WORK TO COMPLETE: Retype the records below exactly as they appear.

EXCERPTED RECORDS:
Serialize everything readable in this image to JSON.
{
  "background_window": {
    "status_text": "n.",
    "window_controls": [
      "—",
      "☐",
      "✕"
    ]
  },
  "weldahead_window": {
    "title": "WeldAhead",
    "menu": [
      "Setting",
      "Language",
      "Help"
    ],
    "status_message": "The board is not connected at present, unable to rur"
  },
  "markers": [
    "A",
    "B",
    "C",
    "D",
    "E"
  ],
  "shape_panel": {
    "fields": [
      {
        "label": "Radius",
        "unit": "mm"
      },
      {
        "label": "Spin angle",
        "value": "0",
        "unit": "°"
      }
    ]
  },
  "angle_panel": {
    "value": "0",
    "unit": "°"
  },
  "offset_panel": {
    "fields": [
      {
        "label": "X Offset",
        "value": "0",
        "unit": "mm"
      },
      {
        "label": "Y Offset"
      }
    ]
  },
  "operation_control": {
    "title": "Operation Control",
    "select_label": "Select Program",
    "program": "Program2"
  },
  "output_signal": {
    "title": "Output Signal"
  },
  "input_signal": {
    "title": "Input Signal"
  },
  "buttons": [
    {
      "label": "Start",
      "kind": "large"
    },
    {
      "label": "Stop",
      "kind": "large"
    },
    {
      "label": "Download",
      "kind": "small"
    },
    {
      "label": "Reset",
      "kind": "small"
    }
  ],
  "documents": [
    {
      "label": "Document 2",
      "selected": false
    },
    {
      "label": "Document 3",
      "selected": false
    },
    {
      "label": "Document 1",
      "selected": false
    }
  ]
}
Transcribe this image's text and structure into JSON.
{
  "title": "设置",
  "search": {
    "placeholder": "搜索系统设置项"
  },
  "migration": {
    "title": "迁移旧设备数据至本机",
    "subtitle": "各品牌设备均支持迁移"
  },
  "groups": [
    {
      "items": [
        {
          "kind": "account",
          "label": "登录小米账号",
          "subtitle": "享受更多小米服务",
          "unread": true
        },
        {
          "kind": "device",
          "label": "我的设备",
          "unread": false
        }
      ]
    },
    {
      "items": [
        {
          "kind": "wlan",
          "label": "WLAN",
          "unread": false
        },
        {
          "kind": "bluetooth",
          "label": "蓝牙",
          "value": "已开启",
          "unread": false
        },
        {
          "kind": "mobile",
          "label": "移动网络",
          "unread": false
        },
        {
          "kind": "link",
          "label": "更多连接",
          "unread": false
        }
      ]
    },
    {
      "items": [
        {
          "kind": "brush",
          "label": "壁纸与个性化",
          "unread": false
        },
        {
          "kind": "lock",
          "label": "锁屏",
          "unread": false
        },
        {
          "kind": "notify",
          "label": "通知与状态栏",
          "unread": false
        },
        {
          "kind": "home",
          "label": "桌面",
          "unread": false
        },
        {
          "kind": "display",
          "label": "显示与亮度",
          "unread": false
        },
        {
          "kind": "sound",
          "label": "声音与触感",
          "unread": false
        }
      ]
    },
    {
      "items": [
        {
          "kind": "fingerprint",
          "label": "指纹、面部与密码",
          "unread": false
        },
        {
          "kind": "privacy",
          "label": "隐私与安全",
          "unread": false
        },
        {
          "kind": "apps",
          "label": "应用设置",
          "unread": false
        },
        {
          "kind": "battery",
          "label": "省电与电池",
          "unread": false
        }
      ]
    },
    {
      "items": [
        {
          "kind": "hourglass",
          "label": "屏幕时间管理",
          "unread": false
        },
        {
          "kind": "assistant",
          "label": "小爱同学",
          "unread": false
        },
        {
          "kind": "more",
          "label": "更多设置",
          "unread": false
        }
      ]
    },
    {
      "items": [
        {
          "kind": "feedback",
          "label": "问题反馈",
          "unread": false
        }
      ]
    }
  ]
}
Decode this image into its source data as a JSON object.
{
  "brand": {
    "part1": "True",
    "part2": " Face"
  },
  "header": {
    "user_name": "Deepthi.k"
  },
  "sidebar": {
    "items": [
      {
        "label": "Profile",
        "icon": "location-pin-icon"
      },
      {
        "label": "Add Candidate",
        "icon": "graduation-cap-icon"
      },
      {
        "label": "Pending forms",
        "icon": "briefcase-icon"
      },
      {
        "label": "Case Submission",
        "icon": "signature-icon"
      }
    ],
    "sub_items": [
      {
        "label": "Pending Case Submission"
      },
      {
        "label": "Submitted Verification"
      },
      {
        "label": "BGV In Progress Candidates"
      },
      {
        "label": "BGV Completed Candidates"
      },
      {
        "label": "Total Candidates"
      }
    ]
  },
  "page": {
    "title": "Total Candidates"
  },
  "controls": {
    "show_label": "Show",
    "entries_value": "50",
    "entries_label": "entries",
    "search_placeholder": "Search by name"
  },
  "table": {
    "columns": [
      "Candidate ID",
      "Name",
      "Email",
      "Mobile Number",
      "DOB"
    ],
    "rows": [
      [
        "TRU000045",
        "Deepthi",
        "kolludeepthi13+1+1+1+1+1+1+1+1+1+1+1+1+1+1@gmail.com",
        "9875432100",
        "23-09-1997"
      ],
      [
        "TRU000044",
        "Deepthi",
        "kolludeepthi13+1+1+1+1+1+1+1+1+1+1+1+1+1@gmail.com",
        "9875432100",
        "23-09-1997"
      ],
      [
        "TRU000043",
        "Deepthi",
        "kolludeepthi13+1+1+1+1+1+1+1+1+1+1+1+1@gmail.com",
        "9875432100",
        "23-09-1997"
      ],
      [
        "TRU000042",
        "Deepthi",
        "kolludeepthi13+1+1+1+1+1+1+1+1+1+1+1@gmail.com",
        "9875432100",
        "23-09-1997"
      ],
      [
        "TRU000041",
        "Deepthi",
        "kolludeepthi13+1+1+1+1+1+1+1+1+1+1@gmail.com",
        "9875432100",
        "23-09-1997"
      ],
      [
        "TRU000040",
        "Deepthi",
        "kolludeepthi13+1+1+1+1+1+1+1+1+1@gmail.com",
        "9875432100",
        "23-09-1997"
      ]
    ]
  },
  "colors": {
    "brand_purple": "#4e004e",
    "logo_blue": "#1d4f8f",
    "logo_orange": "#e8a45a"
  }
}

ANSWER BOX:
Serialize everything readable in this image to JSON.
{
  "background_window": {
    "status_text": "n.",
    "window_controls": [
      "—",
      "☐",
      "✕"
    ]
  },
  "weldahead_window": {
    "title": "WeldAhead",
    "menu": [
      "Setting",
      "Language",
      "Help"
    ],
    "status_message": "The board is not connected at present, unable to rur"
  },
  "markers": [
    "A",
    "B",
    "C",
    "D",
    "E"
  ],
  "shape_panel": {
    "fields": [
      {
        "label": "Radius",
        "unit": "mm"
      },
      {
        "label": "Spin angle",
        "value": "0",
        "unit": "°"
      }
    ]
  },
  "angle_panel": {
    "value": "0",
    "unit": "°"
  },
  "offset_panel": {
    "fields": [
      {
        "label": "X Offset",
        "value": "0",
        "unit": "mm"
      },
      {
        "label": "Y Offset"
      }
    ]
  },
  "operation_control": {
    "title": "Operation Control",
    "select_label": "Select Program",
    "program": "Program2"
  },
  "output_signal": {
    "title": "Output Signal"
  },
  "input_signal": {
    "title": "Input Signal"
  },
  "buttons": [
    {
      "label": "Start",
      "kind": "large"
    },
    {
      "label": "Stop",
      "kind": "large"
    },
    {
      "label": "Download",
      "kind": "small"
    },
    {
      "label": "Reset",
      "kind": "small"
    }
  ],
  "documents": [
    {
      "label": "Document 2",
      "selected": false
    },
    {
      "label": "Document 3",
      "selected": false
    },
    {
      "label": "Document 1",
      "selected": false
    }
  ]
}
Transcribe this image's text and structure into JSON.
{
  "title": "设置",
  "search": {
    "placeholder": "搜索系统设置项"
  },
  "migration": {
    "title": "迁移旧设备数据至本机",
    "subtitle": "各品牌设备均支持迁移"
  },
  "groups": [
    {
      "items": [
        {
          "kind": "account",
          "label": "登录小米账号",
          "subtitle": "享受更多小米服务",
          "unread": true
        },
        {
          "kind": "device",
          "label": "我的设备",
          "unread": false
        }
      ]
    },
    {
      "items": [
        {
          "kind": "wlan",
          "label": "WLAN",
          "unread": false
        },
        {
          "kind": "bluetooth",
          "label": "蓝牙",
          "value": "已开启",
          "unread": false
        },
        {
          "kind": "mobile",
          "label": "移动网络",
          "unread": false
        },
        {
          "kind": "link",
          "label": "更多连接",
          "unread": false
        }
      ]
    },
    {
      "items": [
        {
          "kind": "brush",
          "label": "壁纸与个性化",
          "unread": false
        },
        {
          "kind": "lock",
          "label": "锁屏",
          "unread": false
        },
        {
          "kind": "notify",
          "label": "通知与状态栏",
          "unread": false
        },
        {
          "kind": "home",
          "label": "桌面",
          "unread": false
        },
        {
          "kind": "display",
          "label": "显示与亮度",
          "unread": false
        },
        {
          "kind": "sound",
          "label": "声音与触感",
          "unread": false
        }
      ]
    },
    {
      "items": [
        {
          "kind": "fingerprint",
          "label": "指纹、面部与密码",
          "unread": false
        },
        {
          "kind": "privacy",
          "label": "隐私与安全",
          "unread": false
        },
        {
          "kind": "apps",
          "label": "应用设置",
          "unread": false
        },
        {
          "kind": "battery",
          "label": "省电与电池",
          "unread": false
        }
      ]
    },
    {
      "items": [
        {
          "kind": "hourglass",
          "label": "屏幕时间管理",
          "unread": false
        },
        {
          "kind": "assistant",
          "label": "小爱同学",
          "unread": false
        },
        {
          "kind": "more",
          "label": "更多设置",
          "unread": false
        }
      ]
    },
    {
      "items": [
        {
          "kind": "feedback",
          "label": "问题反馈",
          "unread": false
        }
      ]
    }
  ]
}
Decode this image into its source data as a JSON object.
{
  "brand": {
    "part1": "True",
    "part2": " Face"
  },
  "header": {
    "user_name": "Deepthi.k"
  },
  "sidebar": {
    "items": [
      {
        "label": "Profile",
        "icon": "location-pin-icon"
      },
      {
        "label": "Add Candidate",
        "icon": "graduation-cap-icon"
      },
      {
        "label": "Pending forms",
        "icon": "briefcase-icon"
      },
      {
        "label": "Case Submission",
        "icon": "signature-icon"
      }
    ],
    "sub_items": [
      {
        "label": "Pending Case Submission"
      },
      {
        "label": "Submitted Verification"
      },
      {
        "label": "BGV In Progress Candidates"
      },
      {
        "label": "BGV Completed Candidates"
      },
      {
        "label": "Total Candidates"
      }
    ]
  },
  "page": {
    "title": "Total Candidates"
  },
  "controls": {
    "show_label": "Show",
    "entries_value": "50",
    "entries_label": "entries",
    "search_placeholder": "Search by name"
  },
  "table": {
    "columns": [
      "Candidate ID",
      "Name",
      "Email",
      "Mobile Number",
      "DOB"
    ],
    "rows": [
      [
        "TRU000045",
        "Deepthi",
        "kolludeepthi13+1+1+1+1+1+1+1+1+1+1+1+1+1+1@gmail.com",
        "9875432100",
        "23-09-1997"
      ],
      [
        "TRU000044",
        "Deepthi",
        "kolludeepthi13+1+1+1+1+1+1+1+1+1+1+1+1+1@gmail.com",
        "9875432100",
        "23-09-1997"
      ],
      [
        "TRU000043",
        "Deepthi",
        "kolludeepthi13+1+1+1+1+1+1+1+1+1+1+1+1@gmail.com",
        "9875432100",
        "23-09-1997"
      ],
      [
        "TRU000042",
        "Deepthi",
        "kolludeepthi13+1+1+1+1+1+1+1+1+1+1+1@gmail.com",
        "9875432100",
        "23-09-1997"
      ],
      [
        "TRU000041",
        "Deepthi",
        "kolludeepthi13+1+1+1+1+1+1+1+1+1+1@gmail.com",
        "9875432100",
        "23-09-1997"
      ],
      [
        "TRU000040",
        "Deepthi",
        "kolludeepthi13+1+1+1+1+1+1+1+1+1@gmail.com",
        "9875432100",
        "23-09-1997"
      ]
    ]
  },
  "colors": {
    "brand_purple": "#4e004e",
    "logo_blue": "#1d4f8f",
    "logo_orange": "#e8a45a"
  }
}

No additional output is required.